When she turned 17, Franny Owens, according to family custom, was summoned from her Manhattan home to the Owens homestead in Massachusetts. It was time for Aunt Isabelle to instruct her in her family heritage – witchcraft. Those who do not enjoy sci-fi or fantasy need not worry, this beautifully written family saga transcends genre. In this prequel to Practical Magic, Hoffman introduces readers to the Owens family whose history dates to colonial era New England and whose powers create fear and suspicion in the community. Over the course of about 50 years, the reader follows Franny and her siblings Jet and Vincent as they deal with who they are and grapple with its affects on their relationships. I found the love stories of the three, particularly Franny and Hay, especially compelling. Readers won’t soon forget these vivid and fully realized characters.
Elena Richardson’s carefully engineered perfect life in Shaker Heights, OH is literally and figuratively in flames on the first page of Celeste Ng’s new novel. The reader is plunged into a tangled web of relationships, both positive and heartbreaking. Elena discovers she doesn’t know her four children as well as she believed as she deals with their growing bond with a new tenant and her teenage daughter. As a custody case further inflames the community, Elena feels compelled to involve herself in her tenant’s past, dredging up pain long buried.
If there is a poet on your gift list, anthologies are often best; and Christian Wiman, a professor at Yale Institute for Sacred Music, has compiled a thoughtful edition appropriately titled for the holiday season. Rather than including classic offerings, his decision to include only selections from modern-era poets will introduce readers to lesser known writers and their works, with so many interesting and unusual selections that even the most jaded writer will be delighted, even joyful.
Liliane Bettencourt, heiress to the L’Oreal fortune and the world’s wealthiest woman, greatly valued her friendship with Francois-Marie Banier, an artist and photographer twenty-five years younger, but attentive and entertaining. Liliane and her husband Andre thought of Banier almost as family. When Liliane mused that she might adopt him and make him an heir, the Bettencourt’s daughter and only child took action, bringing to light the hundreds of millions of dollars in gifts her mother showered on Banier. The ensuing lawsuits fractured a family, entangled a president, fascinated Paris for years. A great read!
Nora Nolan lives with her husband, Charlie, and their two college age kids on the Upper West side of Manhattan on a dead end street. They live in an old, stately Victorian home on a street populated by wealthy residents. A violent incident happens in the neighborhood that will affect all who live in this community. The author’s narrative is an exceptional character study on the complexities of neighborhood, family, class, and race. It is also a lively and often humorous look at living in New York City.
August Snow is an ex-police detective who was fired from the Detroit police department.

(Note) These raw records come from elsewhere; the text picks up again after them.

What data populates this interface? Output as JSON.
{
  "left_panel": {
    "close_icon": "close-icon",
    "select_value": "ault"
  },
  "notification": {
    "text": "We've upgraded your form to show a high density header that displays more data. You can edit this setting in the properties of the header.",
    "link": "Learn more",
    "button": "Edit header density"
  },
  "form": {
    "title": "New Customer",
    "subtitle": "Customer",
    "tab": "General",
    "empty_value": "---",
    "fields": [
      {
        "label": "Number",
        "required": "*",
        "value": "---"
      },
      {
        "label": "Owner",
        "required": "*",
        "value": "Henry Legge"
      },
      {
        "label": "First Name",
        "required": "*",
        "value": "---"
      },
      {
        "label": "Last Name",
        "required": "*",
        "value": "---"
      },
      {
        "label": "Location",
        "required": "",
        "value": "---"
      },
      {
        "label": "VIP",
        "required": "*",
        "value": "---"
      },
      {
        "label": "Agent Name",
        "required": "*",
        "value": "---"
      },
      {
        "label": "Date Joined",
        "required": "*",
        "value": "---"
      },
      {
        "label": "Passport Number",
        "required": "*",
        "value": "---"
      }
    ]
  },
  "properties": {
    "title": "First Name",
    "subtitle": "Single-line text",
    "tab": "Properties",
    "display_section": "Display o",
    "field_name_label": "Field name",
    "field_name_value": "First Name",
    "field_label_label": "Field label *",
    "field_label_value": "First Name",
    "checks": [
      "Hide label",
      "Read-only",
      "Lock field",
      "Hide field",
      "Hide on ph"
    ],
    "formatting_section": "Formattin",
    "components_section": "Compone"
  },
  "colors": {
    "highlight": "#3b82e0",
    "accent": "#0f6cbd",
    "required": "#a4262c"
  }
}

He was a whistleblower in a scandal that involved a corrupt police department and the mayor. August settled for $12 million dollars and left town for a year. When he returns to Detroit, he settles in his old neighborhood, Mexicantown. (August is half African-American, half Mexican). There he is contacted by a wealthy woman, Eleanor Page, who wants him to investigate her investment bank for suspicious activity. August refuses. What follows is murder, lots of dead bodies and assassins. This is a fast paced debut crime novel with well written characters and unexpected plot twists. Hopefully, this will be a new series.